Two weeks ago I wrote about the tragic loss of little Ayelet Galena z”l. I discussed how one young life was able to literally save the lives of twenty one other people. We can not and must not lose hope in our own potential in the face of all the goodness that was brought about due to the inspiration of one two year old girl and her valiant struggle.
This week I am reminded of the loss of yet another young life. Last year our community at Harvard suffered the tragic and sudden death of a beloved member of our student community, Ilya Chalik z”l. Ilya would have graduated along with the rest of the members of the class of 2011. His dream was to enter the medical profession, which fit his driving character trait of serving others perfectly.

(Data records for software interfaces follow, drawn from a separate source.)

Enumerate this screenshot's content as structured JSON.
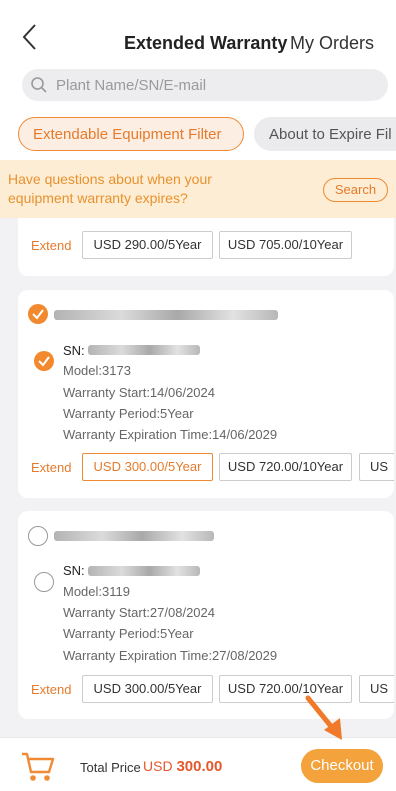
{
  "header": {
    "title": "Extended Warranty",
    "my_orders": "My Orders"
  },
  "search": {
    "placeholder": "Plant Name/SN/E-mail"
  },
  "filters": {
    "active": "Extendable Equipment Filter",
    "inactive": "About to Expire Fil"
  },
  "notice": {
    "text": "Have questions about when your equipment warranty expires?",
    "button": "Search"
  },
  "top_card": {
    "extend_label": "Extend",
    "options": [
      "USD 290.00/5Year",
      "USD 705.00/10Year"
    ]
  },
  "devices": [
    {
      "checked": true,
      "sn_label": "SN:",
      "model": "Model:3173",
      "warranty_start": "Warranty Start:14/06/2024",
      "warranty_period": "Warranty Period:5Year",
      "expiration": "Warranty Expiration Time:14/06/2029",
      "extend_label": "Extend",
      "options": [
        "USD 300.00/5Year",
        "USD 720.00/10Year",
        "US"
      ],
      "selected_option": 0
    },
    {
      "checked": false,
      "sn_label": "SN:",
      "model": "Model:3119",
      "warranty_start": "Warranty Start:27/08/2024",
      "warranty_period": "Warranty Period:5Year",
      "expiration": "Warranty Expiration Time:27/08/2029",
      "extend_label": "Extend",
      "options": [
        "USD 300.00/5Year",
        "USD 720.00/10Year",
        "US"
      ],
      "selected_option": null
    }
  ],
  "footer": {
    "total_label": "Total Price",
    "currency": "USD",
    "total_value": "300.00",
    "checkout": "Checkout"
  },
  "colors": {
    "accent": "#f08a35",
    "notice_bg": "#fcedd4",
    "checkout_bg": "#f3a23c",
    "price_red": "#e5582b"
  },
  "icons": [
    "back-chevron-icon",
    "search-icon",
    "cart-icon",
    "arrow-pointer-icon"
  ]
}
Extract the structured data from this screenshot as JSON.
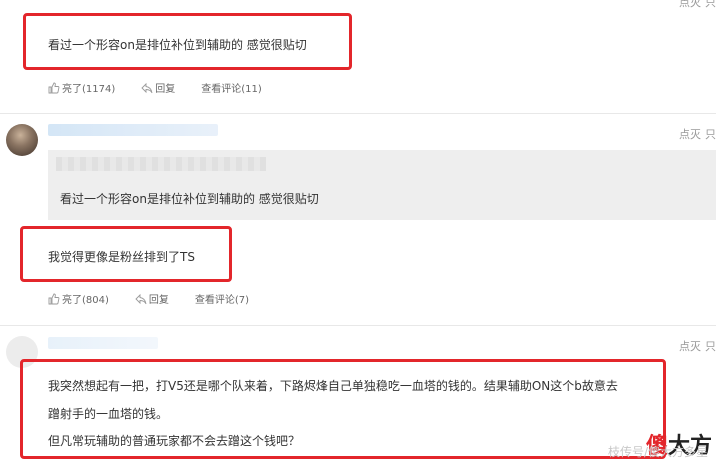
{
  "comments": [
    {
      "text": "看过一个形容on是排位补位到辅助的 感觉很贴切",
      "like_label": "亮了(1174)",
      "reply_label": "回复",
      "view_replies_label": "查看评论(11)",
      "corner_action": "点灭",
      "corner_extra": "只"
    },
    {
      "quoted_text": "看过一个形容on是排位补位到辅助的 感觉很贴切",
      "text": "我觉得更像是粉丝排到了TS",
      "like_label": "亮了(804)",
      "reply_label": "回复",
      "view_replies_label": "查看评论(7)",
      "corner_action": "点灭",
      "corner_extra": "只"
    },
    {
      "text_line1": "我突然想起有一把，打V5还是哪个队来着，下路烬烽自己单独稳吃一血塔的钱的。结果辅助ON这个b故意去",
      "text_line2": "蹭射手的一血塔的钱。",
      "text_line3": "但凡常玩辅助的普通玩家都不会去蹭这个钱吧？",
      "corner_action": "点灭",
      "corner_extra": "只"
    }
  ],
  "watermark": {
    "logo_char": "傻",
    "logo_rest": "大方",
    "source_text": "枝传号/傻大方多星"
  },
  "colors": {
    "highlight_red": "#e3262b",
    "quote_bg": "#eeeeee"
  },
  "icons": [
    "thumbs-up-icon",
    "reply-icon"
  ]
}
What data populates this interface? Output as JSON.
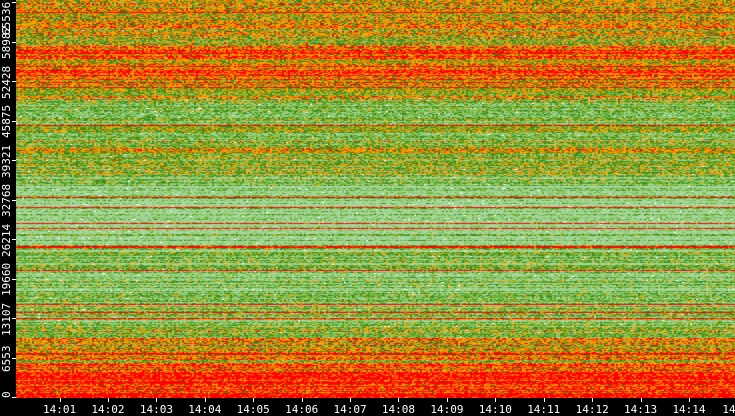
{
  "chart_data": {
    "type": "heatmap",
    "title": "",
    "xlabel": "",
    "ylabel": "",
    "y_ticks": [
      "0",
      "6553",
      "13107",
      "19660",
      "26214",
      "32768",
      "39321",
      "45875",
      "52428",
      "58982",
      "65536"
    ],
    "y_range": [
      0,
      65536
    ],
    "x_ticks": [
      "14:01",
      "14:02",
      "14:03",
      "14:04",
      "14:05",
      "14:06",
      "14:07",
      "14:08",
      "14:09",
      "14:10",
      "14:11",
      "14:12",
      "14:13",
      "14:14",
      "14"
    ],
    "x_range_minutes": [
      0.1,
      14.95
    ],
    "colorscale": [
      "#a8d8a0",
      "#8cc870",
      "#6ab030",
      "#3f8a1a",
      "#ffa500",
      "#ff7000",
      "#ff0000"
    ],
    "band_intensity_bottom_to_top": [
      0.92,
      0.85,
      0.6,
      0.55,
      0.35,
      0.3,
      0.25,
      0.25,
      0.2,
      0.15,
      0.1,
      0.12,
      0.45,
      0.5,
      0.4,
      0.35,
      0.5,
      0.8,
      0.75,
      0.55,
      0.6,
      0.55
    ],
    "grid": false,
    "legend": "none"
  }
}
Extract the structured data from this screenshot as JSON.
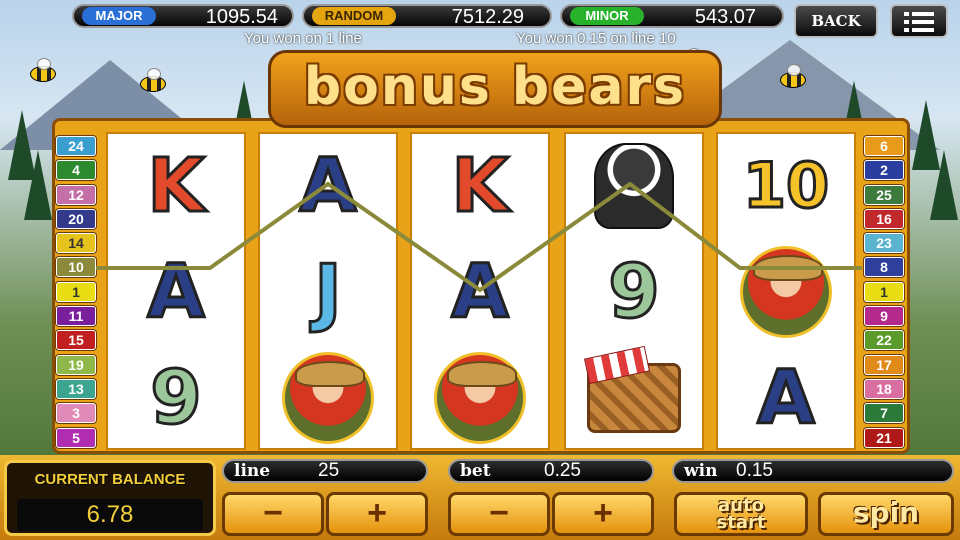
{
  "jackpots": [
    {
      "label": "MAJOR",
      "value": "1095.54",
      "color": "#2a6fd6"
    },
    {
      "label": "RANDOM",
      "value": "7512.29",
      "color": "#e5a50f"
    },
    {
      "label": "MINOR",
      "value": "543.07",
      "color": "#28b12a"
    }
  ],
  "messages": {
    "left": "You won on 1 line",
    "right": "You won 0.15 on line 10"
  },
  "top_buttons": {
    "back": "BACK",
    "menu_icon": "hamburger-menu-icon"
  },
  "logo": {
    "text": "bonus bears"
  },
  "left_lines": [
    {
      "n": "24",
      "color": "#3a9fd0"
    },
    {
      "n": "4",
      "color": "#2e8a2e"
    },
    {
      "n": "12",
      "color": "#c46fa8"
    },
    {
      "n": "20",
      "color": "#333a8c"
    },
    {
      "n": "14",
      "color": "#e6c21c"
    },
    {
      "n": "10",
      "color": "#8a8a3a"
    },
    {
      "n": "1",
      "color": "#e8dd12"
    },
    {
      "n": "11",
      "color": "#7a1f9c"
    },
    {
      "n": "15",
      "color": "#c02020"
    },
    {
      "n": "19",
      "color": "#8fb84a"
    },
    {
      "n": "13",
      "color": "#3ca58f"
    },
    {
      "n": "3",
      "color": "#e08ab8"
    },
    {
      "n": "5",
      "color": "#b02cb0"
    }
  ],
  "right_lines": [
    {
      "n": "6",
      "color": "#e89a1a"
    },
    {
      "n": "2",
      "color": "#2a3ea0"
    },
    {
      "n": "25",
      "color": "#3d7a3d"
    },
    {
      "n": "16",
      "color": "#c0282c"
    },
    {
      "n": "23",
      "color": "#5ab3cf"
    },
    {
      "n": "8",
      "color": "#2e3f9c"
    },
    {
      "n": "1",
      "color": "#e8dd12"
    },
    {
      "n": "9",
      "color": "#b42a8c"
    },
    {
      "n": "22",
      "color": "#5a9a2a"
    },
    {
      "n": "17",
      "color": "#e08a1a"
    },
    {
      "n": "18",
      "color": "#d86fa0"
    },
    {
      "n": "7",
      "color": "#2c7a3a"
    },
    {
      "n": "21",
      "color": "#b01818"
    }
  ],
  "reels": [
    [
      {
        "sym": "K",
        "kind": "red"
      },
      {
        "sym": "A",
        "kind": "navy"
      },
      {
        "sym": "9",
        "kind": "green"
      }
    ],
    [
      {
        "sym": "A",
        "kind": "navy"
      },
      {
        "sym": "J",
        "kind": "sky"
      },
      {
        "sym": "",
        "kind": "ranger"
      }
    ],
    [
      {
        "sym": "K",
        "kind": "red"
      },
      {
        "sym": "A",
        "kind": "navy"
      },
      {
        "sym": "",
        "kind": "ranger"
      }
    ],
    [
      {
        "sym": "",
        "kind": "skunk"
      },
      {
        "sym": "9",
        "kind": "green"
      },
      {
        "sym": "",
        "kind": "basket"
      }
    ],
    [
      {
        "sym": "10",
        "kind": "gold"
      },
      {
        "sym": "",
        "kind": "ranger"
      },
      {
        "sym": "A",
        "kind": "navy"
      }
    ]
  ],
  "winning_line": {
    "number": "10",
    "color": "#8a8a3a"
  },
  "balance": {
    "title": "CURRENT BALANCE",
    "value": "6.78"
  },
  "stats": {
    "line_label": "line",
    "line_value": "25",
    "bet_label": "bet",
    "bet_value": "0.25",
    "win_label": "win",
    "win_value": "0.15"
  },
  "controls": {
    "minus": "−",
    "plus": "+",
    "auto_start": "auto start",
    "spin": "spin"
  }
}
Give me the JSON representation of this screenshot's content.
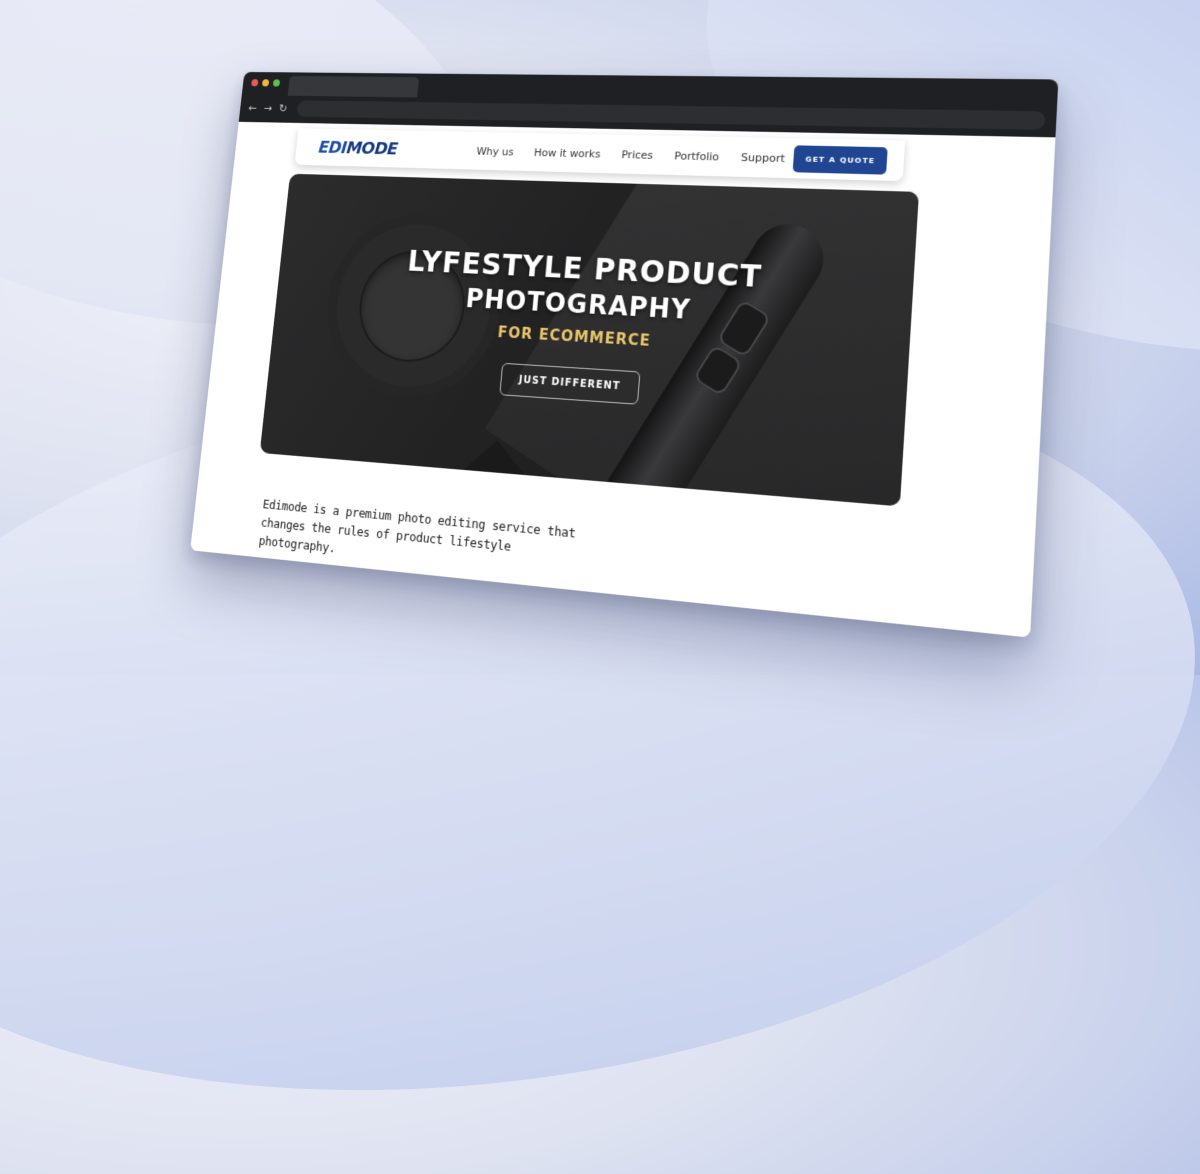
{
  "browser": {
    "controls": [
      "←",
      "→",
      "↻"
    ]
  },
  "site": {
    "logo": {
      "part1": "EDI",
      "part2": "MODE"
    },
    "nav": [
      "Why us",
      "How it works",
      "Prices",
      "Portfolio",
      "Support"
    ],
    "cta": "GET A QUOTE"
  },
  "hero": {
    "title_line1": "LYFESTYLE PRODUCT",
    "title_line2": "PHOTOGRAPHY",
    "subtitle": "FOR ECOMMERCE",
    "button": "JUST DIFFERENT"
  },
  "intro": "Edimode is a premium photo editing service that changes the rules of product lifestyle photography.",
  "colors": {
    "brand": "#1f4593",
    "accent": "#e8c66d",
    "hero_bg": "#222223"
  }
}
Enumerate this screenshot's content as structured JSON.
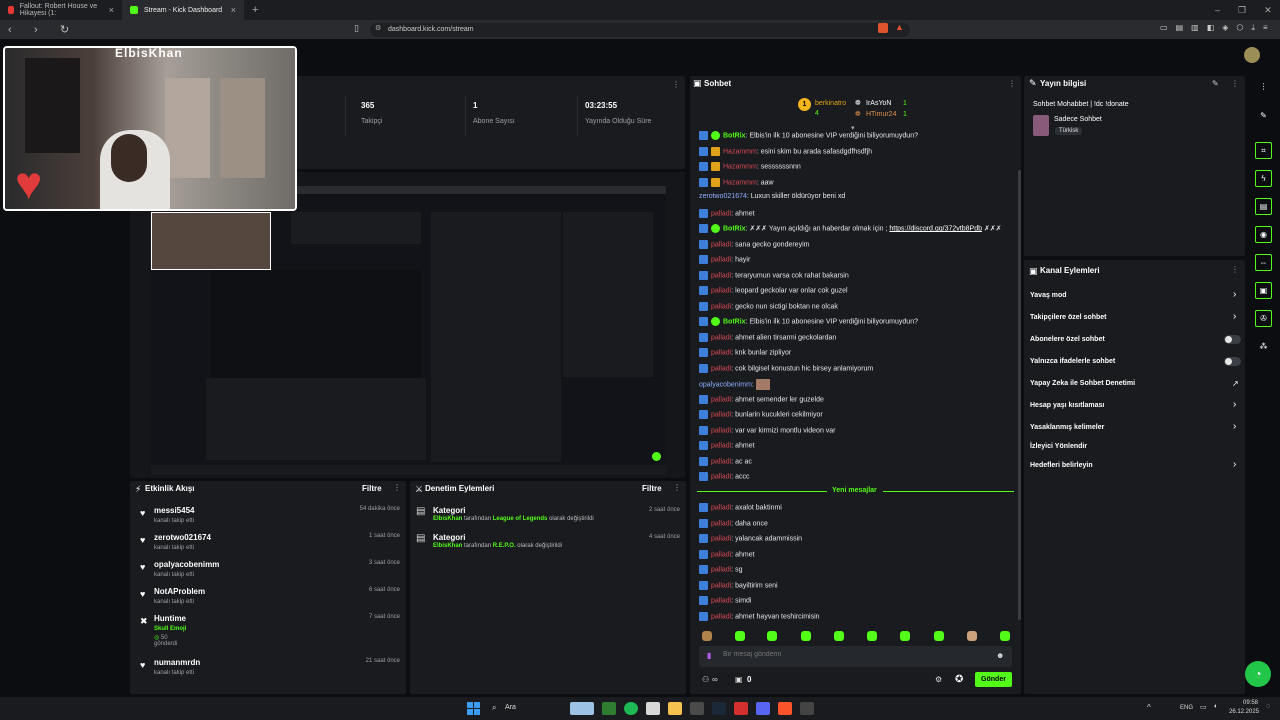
{
  "browser": {
    "tabs": [
      {
        "label": "Fallout: Robert House ve Hikayesi (1:"
      },
      {
        "label": "Stream - Kick Dashboard"
      }
    ],
    "url": "dashboard.kick.com/stream"
  },
  "stats": [
    {
      "value": "365",
      "label": "Takipçi"
    },
    {
      "value": "1",
      "label": "Abone Sayısı"
    },
    {
      "value": "03:23:55",
      "label": "Yayında Olduğu Süre"
    }
  ],
  "webcam": {
    "overlay_name": "ElbisKhan"
  },
  "activity": {
    "title": "Etkinlik Akışı",
    "filter": "Filtre",
    "items": [
      {
        "name": "messi5454",
        "sub": "kanalı takip etti",
        "time": "54 dakika önce"
      },
      {
        "name": "zerotwo021674",
        "sub": "kanalı takip etti",
        "time": "1 saat önce"
      },
      {
        "name": "opalyacobenimm",
        "sub": "kanalı takip etti",
        "time": "3 saat önce"
      },
      {
        "name": "NotAProblem",
        "sub": "kanalı takip etti",
        "time": "6 saat önce"
      },
      {
        "name": "Huntime",
        "sub": "Skull Emoji",
        "extra": "50",
        "extra2": "gönderdi",
        "time": "7 saat önce"
      },
      {
        "name": "numanmrdn",
        "sub": "kanalı takip etti",
        "time": "21 saat önce"
      }
    ]
  },
  "moderation": {
    "title": "Denetim Eylemleri",
    "filter": "Filtre",
    "items": [
      {
        "title": "Kategori",
        "actor": "ElbisKhan",
        "mid": "tarafından",
        "target": "League of Legends",
        "suffix": "olarak değiştirildi",
        "time": "2 saat önce"
      },
      {
        "title": "Kategori",
        "actor": "ElbisKhan",
        "mid": "tarafından",
        "target": "R.E.P.O.",
        "suffix": "olarak değiştirildi",
        "time": "4 saat önce"
      }
    ]
  },
  "chat": {
    "title": "Sohbet",
    "top_users": [
      {
        "name": "berkinatro",
        "count": "4"
      },
      {
        "name": "IrAsYoN",
        "count": "1"
      },
      {
        "name": "HTimur24",
        "count": "1"
      }
    ],
    "messages": [
      {
        "user": "BotRix",
        "text": "Elbis'in ilk 10 abonesine VIP verdiğini biliyorumuydun?"
      },
      {
        "user": "Hazammm",
        "text": "esini skim bu arada safasdgdfhsdfjh"
      },
      {
        "user": "Hazammm",
        "text": "sessssssnnn"
      },
      {
        "user": "Hazammm",
        "text": "aaw"
      },
      {
        "user": "zerotwo021674",
        "text": "Luxun skiller öldürüyor beni xd"
      },
      {
        "user": "palladi",
        "text": "ahmet"
      },
      {
        "user": "BotRix",
        "text": "✗✗✗ Yayın açıldığı an haberdar olmak için ;",
        "link": "https://discord.gg/372vtb8Pdb",
        "tail": "✗✗✗"
      },
      {
        "user": "palladi",
        "text": "sana gecko gondereyim"
      },
      {
        "user": "palladi",
        "text": "hayir"
      },
      {
        "user": "palladi",
        "text": "teraryumun varsa cok rahat bakarsin"
      },
      {
        "user": "palladi",
        "text": "leopard geckolar var onlar cok guzel"
      },
      {
        "user": "palladi",
        "text": "gecko nun sictigi boktan ne olcak"
      },
      {
        "user": "BotRix",
        "text": "Elbis'in ilk 10 abonesine VIP verdiğini biliyorumuydun?"
      },
      {
        "user": "palladi",
        "text": "ahmet alien tirsarmi geckolardan"
      },
      {
        "user": "palladi",
        "text": "knk bunlar zipliyor"
      },
      {
        "user": "palladi",
        "text": "cok bilgisel konustun hic birsey anlamiyorum"
      },
      {
        "user": "opalyacobenimm",
        "text": ""
      },
      {
        "user": "palladi",
        "text": "ahmet semender ler guzelde"
      },
      {
        "user": "palladi",
        "text": "bunlarin kucukleri cekilmiyor"
      },
      {
        "user": "palladi",
        "text": "var var kirmizi montlu videon var"
      },
      {
        "user": "palladi",
        "text": "ahmet"
      },
      {
        "user": "palladi",
        "text": "ac ac"
      },
      {
        "user": "palladi",
        "text": "accc"
      }
    ],
    "new_messages_label": "Yeni mesajlar",
    "new_messages": [
      {
        "user": "palladi",
        "text": "axalot baktinmi"
      },
      {
        "user": "palladi",
        "text": "daha once"
      },
      {
        "user": "palladi",
        "text": "yalancak adammissin"
      },
      {
        "user": "palladi",
        "text": "ahmet"
      },
      {
        "user": "palladi",
        "text": "sg"
      },
      {
        "user": "palladi",
        "text": "bayiltirim seni"
      },
      {
        "user": "palladi",
        "text": "simdi"
      },
      {
        "user": "palladi",
        "text": "ahmet hayvan teshircimisin"
      }
    ],
    "input_placeholder": "Bir mesaj gönderin",
    "send_label": "Gönder",
    "viewers": "∞",
    "gift_count": "0"
  },
  "stream_info": {
    "title": "Yayın bilgisi",
    "stream_title": "Sohbet Mohabbet | !dc !donate",
    "category": "Sadece Sohbet",
    "tag": "Türkisk"
  },
  "channel_actions": {
    "title": "Kanal Eylemleri",
    "items": [
      {
        "label": "Yavaş mod",
        "control": "chevron"
      },
      {
        "label": "Takipçilere özel sohbet",
        "control": "chevron"
      },
      {
        "label": "Abonelere özel sohbet",
        "control": "toggle"
      },
      {
        "label": "Yalnızca ifadelerle sohbet",
        "control": "toggle"
      },
      {
        "label": "Yapay Zeka ile Sohbet Denetimi",
        "control": "external"
      },
      {
        "label": "Hesap yaşı kısıtlaması",
        "control": "chevron"
      },
      {
        "label": "Yasaklanmış kelimeler",
        "control": "chevron"
      },
      {
        "label": "İzleyici Yönlendir",
        "control": "none"
      },
      {
        "label": "Hedefleri belirleyin",
        "control": "chevron"
      }
    ]
  },
  "taskbar": {
    "search": "Ara",
    "lang": "ENG",
    "time": "09:58",
    "date": "26.12.2025"
  },
  "colors": {
    "accent": "#53fc18",
    "panel": "#191b1f",
    "bg": "#0b0d10"
  }
}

Members of the community who knew Ilya gathered on campus this week to reflect on the one year anniversary since his death. As I listened to people share their stories and how they are coping one year later, I was struck by the same thought as I was a year ago: One life, one relatively young life, was able to bring together such disparate sectors of the broader community into conversation with each other. I thought of this a year ago when I flew with his Harvard tai-chi instructor to his funeral. I thought of this when I heard his friends from his diverse high school in Chicago reflect on how he impacted them. I thought of this when friends from college discussed their interactions with him from house life; from Hillel; from trips to Colombia and to Israel and from his work with various Asian societies on campus.
Ilya, through his friendships, his life and his deeds, wove threads linking people and magnified life for all who knew him. Students, reflecting on how Ilya impacted their life, commented that because of him they now have come to appreciate how beautiful a tree in fall is or how serene an afternoon in Harvard Yard could be. They have come to see life can mean more than performing well, it can be just as much about living well.
The lessons imparted to us by Ilya are shared by the single most defining ritual of the Jewish year of mourning, the Kaddish. The prayer traditionally recited daily by mourners has very little to do with mourning and with death. Rather, its central themes rest on the world that ought to be, glorifying God and optimism for the world and its inhabitants:
May the great name of God be exalted and sanctified throughout the world… May His kingship be established in your lifetime and in the lifetime of all of Israel… May there be abundant peace from Heaven and a good life upon us and all of Israel…
Kaddish is a daily reminder that the deceased lives on, in a sense, through the ways in which his or her striving for a more holy, more peaceful and more abundant life become a part of our ways and our lives. Death is an end, sometimes abruptly so, to the potential of one life, yet our ability to magnify that life and be magnified by it, can be tremendously realized through finding times to reflect and come together to remember.
And so as I left the space this week where fellow students, friends, teachers and mentors of Ilya gathered to reflect on one year since his loss, I felt a deep pain and sadness. I remember his warm presence at our Shabbat table. I remember his excitement about seeing the world and I remember the intense pain and mourning of his parents, his friends and the entire Harvard community. However, I also left that space feeling inspired and uplifted by hearing the ways in which Ilya’s life left a mark and forever changed the lives of so many others; how his ability to bring unique parts of society together in harmony has become stamped on the hearts and minds of so many others who knew him.
May the memory of Ilya Chalik z”l and all that he strove for, all that he believed in continue to inspire all who knew him and who have come to know him through hearing the stories of his life, to magnify the connections between people and the beauty of life. May we continue to work towards a day of abundant peace for us and for all people as Ilya worked so hard for in his short life.